ANGUILLA–Blondel Cluff, Anguilla government’s representative in the United Kingdom (UK) and the European Union (EU), is currently in Anguilla mainly for the opening of the new maternity ward at the Princess Alexandra Hospital. Cluff is the Chief Executive Officer (CEO) of the West India Committee that raised funds for the ward.
In an interview on Radio Anguilla, Cluff spoke about the effect of Brexit on Anguilla and how she and her team have been putting forward the important issues in the UK. She said that the government and people of Anguilla are rated highly in the UK and praised them for their “strength, endurance and unity” especially during the past year after Hurricane Irma. She said that Anguilla has showed the world that they can cope.
She said that one of the main issues after Brexit will be the direct border that Anguilla has with the EU country of St. Martin and how this may affect the people here. She noted that currently there is an issue with Gibraltar and its border with Spain and the fact that Spain may not sign the agreement without a clear position on this. She spoke about how much the people depend on St. Martin, especially for medicine and medical treatment and said that Anguillians must assess the implications and make sure of their position after Brexit. She said that she knows Anguillians will find a way but there needs to be an official way.

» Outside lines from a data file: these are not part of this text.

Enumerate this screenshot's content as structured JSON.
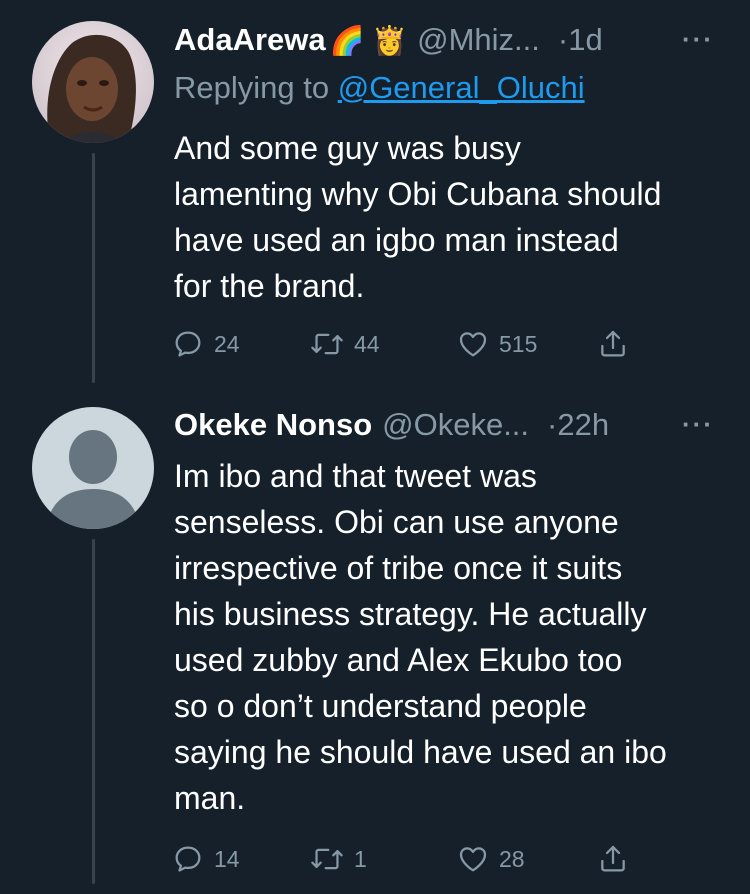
{
  "tweets": [
    {
      "name": "AdaArewa",
      "emojis": "🌈 👸",
      "handle": "@Mhiz...",
      "time": "1d",
      "more": "···",
      "replying_prefix": "Replying to ",
      "replying_to": "@General_Oluchi",
      "text": "And some guy was busy\nlamenting why Obi Cubana should\nhave used an igbo man instead\nfor the brand.",
      "replies": "24",
      "retweets": "44",
      "likes": "515",
      "avatar": "profile-photo"
    },
    {
      "name": "Okeke Nonso",
      "handle": "@Okeke...",
      "time": "22h",
      "more": "···",
      "text": "Im ibo and that tweet was\nsenseless. Obi can use anyone\nirrespective of tribe once it suits\nhis business strategy. He actually\nused zubby and Alex Ekubo too\nso o don’t understand people\nsaying he should have used an ibo\nman.",
      "replies": "14",
      "retweets": "1",
      "likes": "28",
      "avatar": "default-avatar"
    }
  ],
  "separator": "·",
  "icons": {
    "reply": "reply-icon",
    "retweet": "retweet-icon",
    "like": "heart-icon",
    "share": "share-icon"
  },
  "colors": {
    "background": "#15202b",
    "text": "#ffffff",
    "secondary": "#8899a6",
    "link": "#1d9bf0",
    "thread_line": "#38444d"
  }
}
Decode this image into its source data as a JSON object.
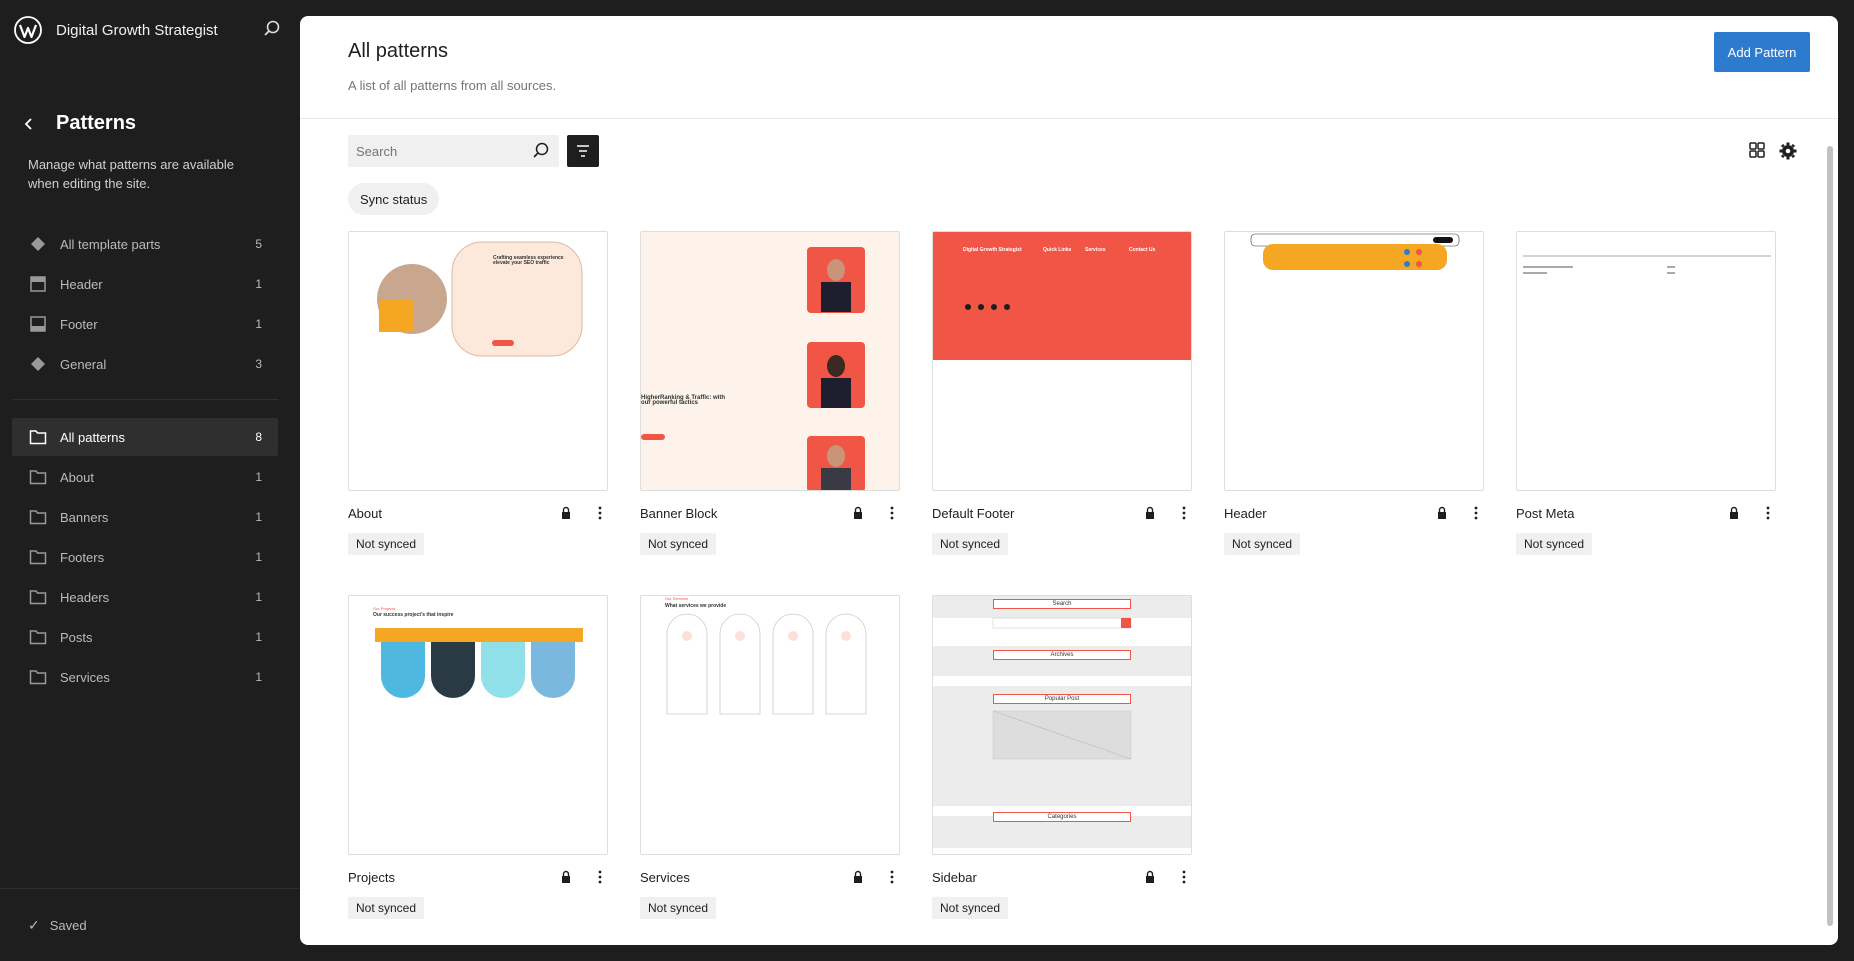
{
  "site": {
    "title": "Digital Growth Strategist"
  },
  "sidebar": {
    "title": "Patterns",
    "description": "Manage what patterns are available when editing the site.",
    "template_parts": [
      {
        "label": "All template parts",
        "count": "5",
        "icon": "template-parts-icon"
      },
      {
        "label": "Header",
        "count": "1",
        "icon": "header-icon"
      },
      {
        "label": "Footer",
        "count": "1",
        "icon": "footer-icon"
      },
      {
        "label": "General",
        "count": "3",
        "icon": "template-parts-icon"
      }
    ],
    "categories": [
      {
        "label": "All patterns",
        "count": "8",
        "active": true
      },
      {
        "label": "About",
        "count": "1"
      },
      {
        "label": "Banners",
        "count": "1"
      },
      {
        "label": "Footers",
        "count": "1"
      },
      {
        "label": "Headers",
        "count": "1"
      },
      {
        "label": "Posts",
        "count": "1"
      },
      {
        "label": "Services",
        "count": "1"
      }
    ],
    "footer_status": "Saved"
  },
  "main": {
    "title": "All patterns",
    "subtitle": "A list of all patterns from all sources.",
    "add_button": "Add Pattern",
    "search_placeholder": "Search",
    "filter_chip": "Sync status",
    "patterns": [
      {
        "title": "About",
        "status": "Not synced"
      },
      {
        "title": "Banner Block",
        "status": "Not synced"
      },
      {
        "title": "Default Footer",
        "status": "Not synced"
      },
      {
        "title": "Header",
        "status": "Not synced"
      },
      {
        "title": "Post Meta",
        "status": "Not synced"
      },
      {
        "title": "Projects",
        "status": "Not synced"
      },
      {
        "title": "Services",
        "status": "Not synced"
      },
      {
        "title": "Sidebar",
        "status": "Not synced"
      }
    ]
  },
  "previews": {
    "about_heading": "Crafting seamless experience elevate your SEO traffic",
    "banner_heading": "HigherRanking & Traffic: with our powerful tactics",
    "footer_brand": "Digital Growth Strategist",
    "footer_cols": [
      "Quick Links",
      "Services",
      "Contact Us"
    ],
    "projects_kicker": "Our Projects",
    "projects_heading": "Our success project's that inspire",
    "services_kicker": "Our Services",
    "services_heading": "What services we provide",
    "sidebar_labels": [
      "Search",
      "Archives",
      "Popular Post",
      "Categories"
    ]
  },
  "colors": {
    "accent": "#2c7bcf",
    "brand_red": "#f05545",
    "brand_orange": "#f5a623"
  }
}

Cluff also spoke of the success in getting the Organisation for Economic Cooperation and Development (OECD) to change its rules and allow the UK to use funds for reasonable needs after a disaster. She said that Anguilla has received 65 million pounds sterling for hurricane relief compared with the other two Overseas Territories affected by Irma; Turks and Caicos and the British Virgin Islands that have had to rely on getting loans.
Cluff is the chair of the Heritage Lottery Fund and the Prince’s Trust International in the UK. As chair of the West India Committee she visits other Caribbean islands as the organisation’s central mission is to improve the general welfare of the people of the Caribbean and the societies in which they live and work. In her role she is custodian of a collection and library covering 500 years of Caribbean heritage, inscribed by UNESCO as a Memory of the World.